Furthermore, despite the electricity I have entering my home being far more controllable and precise than lightning, I am far more likely to die of electrocution or an electrical fire caused by an electrical fault than I am from a lightning strike. Why? The increments in safety achieved by insulating wires and training specialist electricians accumulates less of a protective effect than rate of the growth of hazard and exposure.

The latest tools, genome editing and gene silencing, are introduced into a very different world than the gene technology tools dominated by those with expensive laboratories and highly trained personnel.

The materials needed for just about anyone to do some genetic tinkering in their garages are available over the internet and organisms developed using them can be released anywhere and in potentially large numbers. Today humans can both cause genetic changes – intended or unintended ones – much easier and without many of the limitations that have contributed so far toward preventing the release of organisms that could cause unanticipated harm to human health or the environment.

Gene technology scales risk not safety

Gene technology increases industrial efficiency and ability to amplify up production, but does not scale up safety with increased use.

In our new paper, we describe this defining characteristic as the raison d’être for regulating gene technology. Some technologies increase safety as fast or even faster than they increase hazard. Seat belts and vaccines are examples of such technologies. Gene technology isn’t.

As you increase the number of practitioners, and the number of species that can be manipulated and kinds of genes that can be targeted and the rate at which multiple changes can be made in an individual, the sum of unintended and potentially adverse changes increases at an exponential rate.

Decreasing so-called off-target effects, those that happen at genes that the developer is not trying to change, can also happen. However, the number of unintended and potentially adverse changes reduce at a much slower, linear rate.

Existing regulations on gene technology generally exempt classical breeding and often, but not always, even chemical and radiation methods.

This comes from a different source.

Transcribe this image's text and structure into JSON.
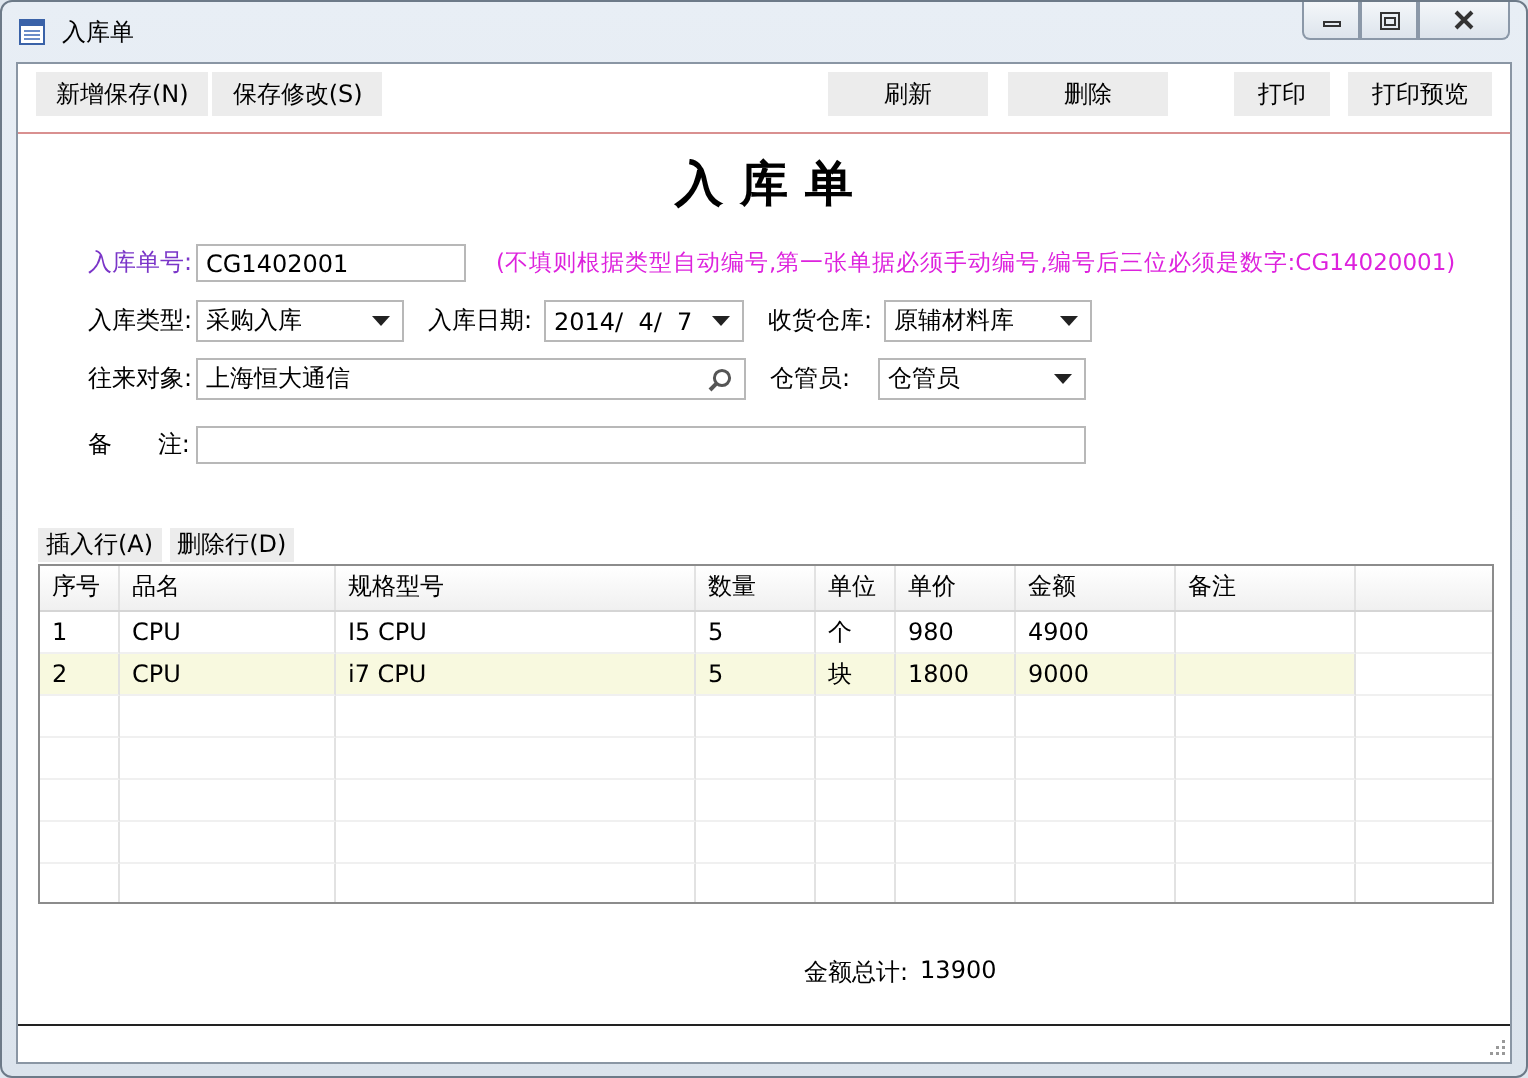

For a variety of reasons the rate at which unintended harmful effects can be mass produced and released by those methods is much, much slower. The gearing achievable with the tools of editing and silencing will always overwhelm tinkered gains in reduced numbers of unintended changes to genes.

Regulation is social good

Gene technology can cause harm. It can cause harm at scales that increase with use of the technology and exposure to it. Improvements in the technology that could reduce harm do not increase safety as quickly as use can increase exposure to potential new hazards.

Of course bad things can come from spontaneous mutations and from those induced by radiation and chemical agents. In a perfect world with unlimited regulatory capacity, these too could be further regulated. For now, though, it is reasonable to draw a line between them and the kinds of molecular tools for gene manipulation that are called genetic engineering, genome editing and gene silencing.

Society has no guarantee that unregulated products will be safe. Regulation may be no guarantee either, especially as some regulators can also have deficits in their understanding of the biochemistry of these techniques. But that problem is not solved by deregulation.  Developers too should have an interest in reducing the reputational damage that will come from poor products of gene technology.

I think it is at best unhelpful, and at worst mischievous, for my fellow gene technologists to be muddying the risk and governance discussion using murky metaphors of “naturalness” to describe the mainly industrial properties of gene technology and to imply safety.

Nature is not a metaphor for safety and not an excuse to deregulate a technology that can be used unsafely.

  • Prof Jack Heinemann, PhD Centre for Integrated Research in Biosafety, University of Canterbury, New Zealand
  • The paper, Differentiated impacts of human interventions on nature: Scaling the conversation on regulation of gene technologies by Heinemann et al can be downloaded here.